The Past, Oppression and Discussing Philosophy/Literature: A Few Thoughts.
You know, when discussing oppression in a historical sense, there has indeed been countless works put forth of the social and cultural variety which can easily prove in many cases - from the perspective of a particular theorem or modern day value - when one or a group or a whole society has been repressed or marginalized. This is something one can easily discover from reading a lot of post-Marxian stuff, really (as after this point, the door has been opened to such discussion).
However, when we start dealing with works of literature and philosophy, too often can history be used to unfairly exculpate any one particular author/philosopher. In such discussion, participants within the discussion all too easily fall into the trap of citing a fairly recent social or cultural theorem, no matter how critical, and being rebuffed by the statement of ‘(S)he was a person of their time’ and for the rebuffing party to expect the discussion to end there. The other party, feeling their argument in itself is being marginalized, begins to further cite either concepts too general or too modern to make real impact.
I think there has to be another way to look at the questions raised here, from another disciplinary view to gain an answer which might bring further clarity. In my case, I’m a historian and use that paradigm here.
For some context, I just sat through such a discussion as described above in a class I’m taking and I was being driven a bit crazy. Why? Well, I believe quite strongly that such a discussion at this point has been brought to a stand-still, unless of course we shift the context in which we are speaking. For, at this point, the discussion has inherently stopped being about the work which we are speaking of in itself, but the relation of that work to the wider context of the period in which it was written. There is no sense to discuss these concepts in a general framework, else they will be summarily dismissed with a general remark in turn.
Rather, the only way forward is to analyze the context of the work. For example: When discussing the role of women in Rousseau’s Emile, it is all too obvious to note it’s gender role structure and quite blatant disregard for the role of women within society. Yet, when one is to note this point, it is very easy to become general about its implications within the period and indeed, be dismissed in turn.
To bolster these general statements, however, why not reach into the very historical context in which the argument has now been placed? Theory and generalizations can only reach so far in proving anything in particular about marginalization historically in relation to the works and meaning of a particular individual. In the case of Rousseau, why not raise Mary Wollstonecraft, who actively decimates the arguments on gender Rousseau puts forward within a period relatively close to his own? Obviously, in many cases one cannot gain such a direct victory wherein one author addresses another - but this could very well aid in an argument, rather than allowing a cycle of generalizations (both about the subject at hand and history) to overtake the actual point of discussion on oppressive language or meaning in a particular work of philosophy or literature.
One must also acknowledge that the historical record itself is DEEPLY affected by marginalization of particular peoples, races, genders, sexualities, abilities, etc, etc… but taking a different, more specialized tact and approach can be useful in overcoming blatant and dismissive generalization.

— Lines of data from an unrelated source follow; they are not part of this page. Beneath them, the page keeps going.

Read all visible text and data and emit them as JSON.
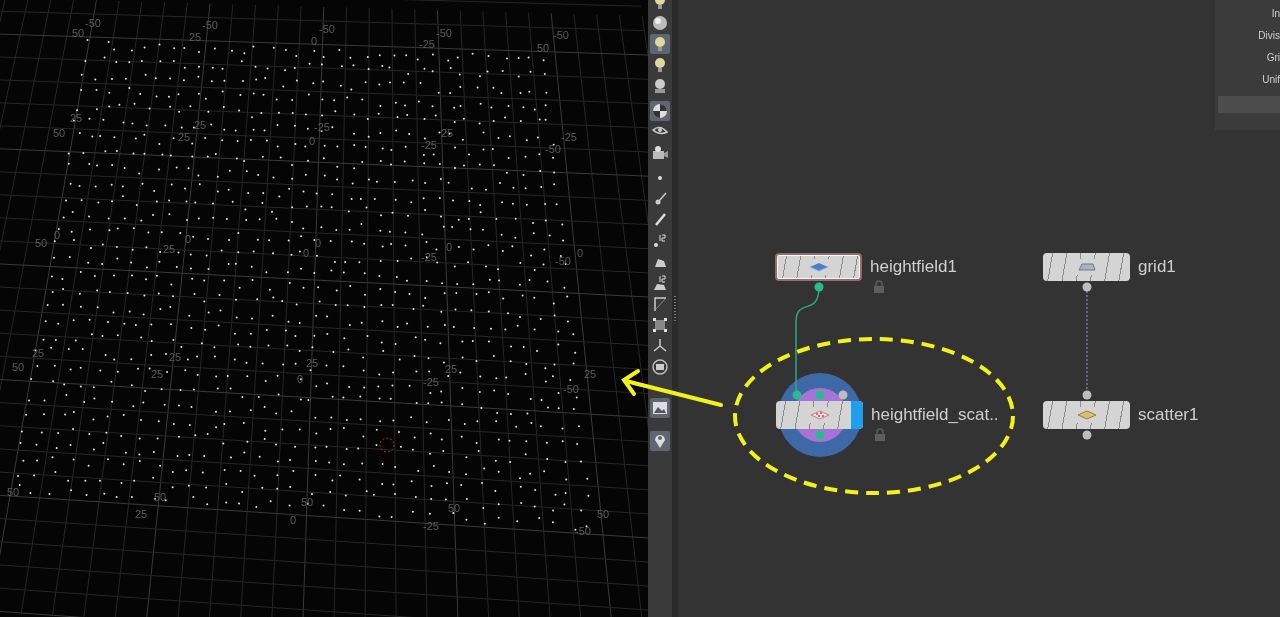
{
  "viewport": {
    "grid_labels": [
      "-50",
      "50",
      "-50",
      "25",
      "-50",
      "0",
      "-50",
      "-25",
      "-50",
      "50",
      "25",
      "50",
      "25",
      "25",
      "-25",
      "0",
      "25",
      "-25",
      "-25",
      "-50",
      "0",
      "50",
      "0",
      "25",
      "0",
      "0",
      "0",
      "-25",
      "0",
      "-50",
      "25",
      "50",
      "25",
      "25",
      "25",
      "0",
      "25",
      "-25",
      "25",
      "-50",
      "50",
      "50",
      "25",
      "50",
      "0",
      "50",
      "-25",
      "50",
      "-50"
    ]
  },
  "toolbar": {
    "tools": [
      {
        "kind": "bulb",
        "selected": false
      },
      {
        "kind": "sphere",
        "selected": false
      },
      {
        "kind": "bulb",
        "selected": true
      },
      {
        "kind": "bulb",
        "selected": false
      },
      {
        "kind": "skull",
        "selected": false
      },
      {
        "kind": "shading",
        "selected": true
      },
      {
        "kind": "eye",
        "selected": false
      },
      {
        "kind": "camera",
        "selected": false
      },
      {
        "kind": "point",
        "selected": false
      },
      {
        "kind": "brush",
        "selected": false
      },
      {
        "kind": "pen",
        "selected": false
      },
      {
        "kind": "point_number",
        "selected": false
      },
      {
        "kind": "sweep",
        "selected": false
      },
      {
        "kind": "sweep_number",
        "selected": false
      },
      {
        "kind": "corner",
        "selected": false
      },
      {
        "kind": "select_box",
        "selected": false
      },
      {
        "kind": "tripod",
        "selected": false
      },
      {
        "kind": "ring",
        "selected": false
      },
      {
        "kind": "picture",
        "selected": true
      },
      {
        "kind": "pin",
        "selected": true
      }
    ]
  },
  "network": {
    "nodes": [
      {
        "kind": "heightfield",
        "name": "heightfield1",
        "outlined": true,
        "locked": true,
        "display_flag": false,
        "ring": false
      },
      {
        "kind": "heightfield_scatter",
        "name": "heightfield_scat..",
        "outlined": false,
        "locked": true,
        "display_flag": true,
        "ring": true
      },
      {
        "kind": "grid",
        "name": "grid1",
        "outlined": false,
        "locked": false,
        "display_flag": false,
        "ring": false
      },
      {
        "kind": "scatter",
        "name": "scatter1",
        "outlined": false,
        "locked": false,
        "display_flag": false,
        "ring": false
      }
    ]
  },
  "parameters": {
    "labels": [
      "In",
      "Divis",
      "Gri",
      "Unif"
    ]
  }
}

One equally hopes that work on the periods in which major authors or philosophers* have lived within have been explored along the lines of examining marginalization by historians. When this is not so or the record is lacking, obviously so does this strategy… but at least some of the time this will work.
I didn’t really get to articulate this point in the class I was in, being a bit tackled by some on both sides of the debate - as interceding and speaking of a lacking of context can be assumed (if swiftly decided upon) to be taking up an argument against speaking of oppression historically - before I could firmly articulate the point.
Generalization of history and using that to justify the actions and writings of a particular figure DRIVES ME CRAZY but it cannot be combated by further generalizations on theories or mantras on oppression or inequity alone - it’s just a non-starter and allows for the sort of generalization I’ve noted to slip by without a sufficient challenge. Instead, this results in bickering over meaning and semantic, rather than over hard and fast proofs which could firmly change the notion held from ‘Simply a person of their time’ to ‘This person might have had good ideas/works, but also did/believed this’. Only by breaking the back of historical generalization can this be effectively done, in my view.
A Fair Question:Why is it only marginalization and marginalized peoples should have to defend themselves in this way? We never discuss the positive points of a author/philosopher in this way.
Well, I personally agree with the underlying notion here. I personally feel it is of the essence to understand literature and philosophy within the context its written it with as few generalization as possible, but I’m a historian and I pretty much think that about everything. Why does society not do this more often? I can’t really give a satisfactory answer to this, even if I think observing and analyzing things within context and with few generalizations.
Notes: This isn’t to say historians don’t generalize (we do) or say we aren’t falliable to the same mistakes (we are), I just want to suggest another method of inquiry for these situations… because it really gets on my nerves.
*And yes, you can read my comment here as Dead White Men, more or less… even if the same thing could be said of others too… just in a less Eurocentric quantity or context. So yeah, dead white men.